Video Presidential Hopefuls Battle for Conservative Hearts and Minds

One after another, presumptive Republican presidential contenders auditioned for conservative support this week at the Conservative Political Action Conference held outside Washington. The rhetoric was tough as a large field of potential candidates tried to woo conservative support with red-meat attacks on President Barack Obama and Democrats in Congress. VOA Political Columnist Jim Malone takes a look.
Video

Video NYC's Restaurant Week: An Economic Boom in Fine Dining

New Yorkers take pride in setting world trends — in fashion, the arts and fine dining.

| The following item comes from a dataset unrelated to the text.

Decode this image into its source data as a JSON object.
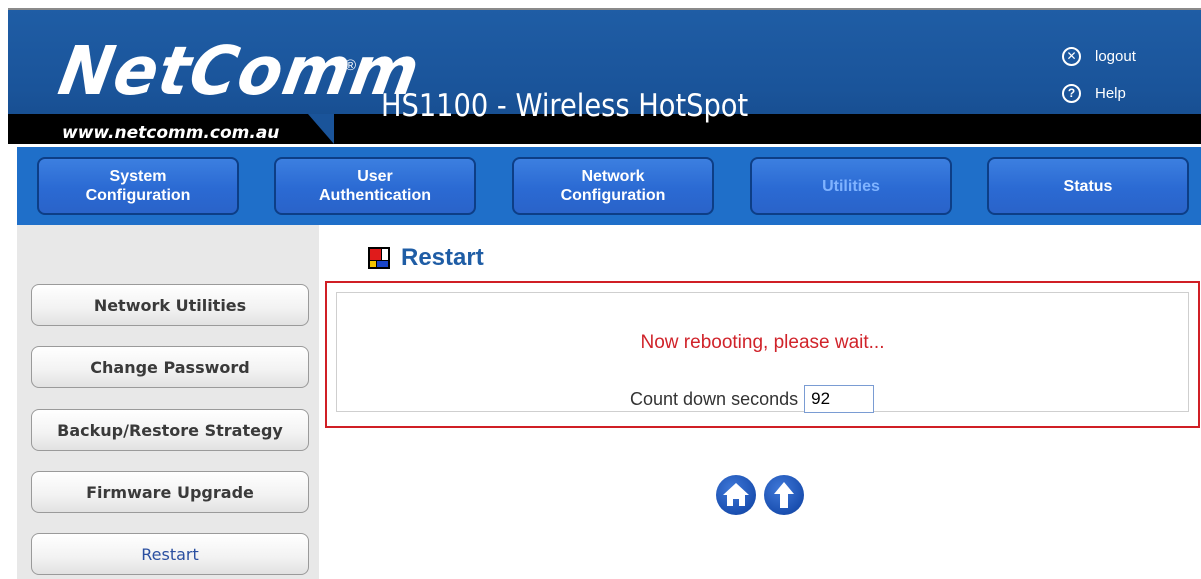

The city’s famous biannual Restaurant Week plays a significant role in a booming tourism industry that sustains 359,000 jobs and generates $61 billion in yearly revenue. VOA's Ramon Taylor reports.
Video

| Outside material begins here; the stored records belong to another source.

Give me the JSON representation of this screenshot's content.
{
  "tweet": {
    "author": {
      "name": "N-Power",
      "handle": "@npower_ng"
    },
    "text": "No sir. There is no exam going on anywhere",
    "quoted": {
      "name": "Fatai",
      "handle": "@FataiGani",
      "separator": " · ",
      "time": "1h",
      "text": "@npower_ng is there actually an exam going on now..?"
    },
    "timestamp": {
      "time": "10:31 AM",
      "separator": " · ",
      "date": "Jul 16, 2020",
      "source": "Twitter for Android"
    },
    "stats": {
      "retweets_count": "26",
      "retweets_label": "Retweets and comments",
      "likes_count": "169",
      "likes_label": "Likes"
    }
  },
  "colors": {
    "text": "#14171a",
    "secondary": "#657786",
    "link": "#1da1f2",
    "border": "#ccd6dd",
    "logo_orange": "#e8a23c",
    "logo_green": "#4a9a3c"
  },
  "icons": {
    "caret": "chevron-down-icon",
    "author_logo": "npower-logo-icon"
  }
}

Video Brookhaven at Cutting Edge of US Energy Research

Issues like the Keystone XL pipeline, fracking and instability in the Middle East are driving debate in the U.S. about making America energy independent. Recently, the American Energy Innovation Council urged Congress and the White House to make expanded energy research a priority. One beneficiary of increased energy spending would be the Brookhaven National Lab, where clean, renewable, efficient energy is the goal. VOA's Bernard Shusman reports.
Video

Video Southern US Cities Preserve Civil Rights Heritage to Boost Tourism

There has been a surge of interest in the American civil rights movement of the 1950s and '60s, thanks in part to the Hollywood motion picture "Selma." Five decades later, communities in the South are embracing the dark chapters of their past with hopes of luring tourism dollars. VOA's Chris Simkins reports.
Video

Video Deep Under Antarctic Ice Sheet, Life!

With the end of summer in the Southern hemisphere, the Antarctic research season is over. Scientists from Northern Illinois University are back in their laboratory after a 3-month expedition on the Ross Ice Shelf, the world’s largest floating ice sheet. As VOA’s Rosanne Skirble reports, they hope to find clues to explain the dynamics of the rapidly melting ice and its impact on sea level rise.
Video

Video Lao Dam Project Runs Into Opposition

A Lao dam project on a section of the Mekong River is drawing opposition from local fishermen, international environmental groups and neighboring countries. VOA's Say Mony visited the region to investigate the concerns. Colin Lovett narrates.

All About America

Circumventing Censorship

An Internet Primer for Healthy Web Habits

As surveillance and censoring technologies advance, so, too, do new tools for your computer or mobile device that help protect your privacy and break through Internet censorship.
More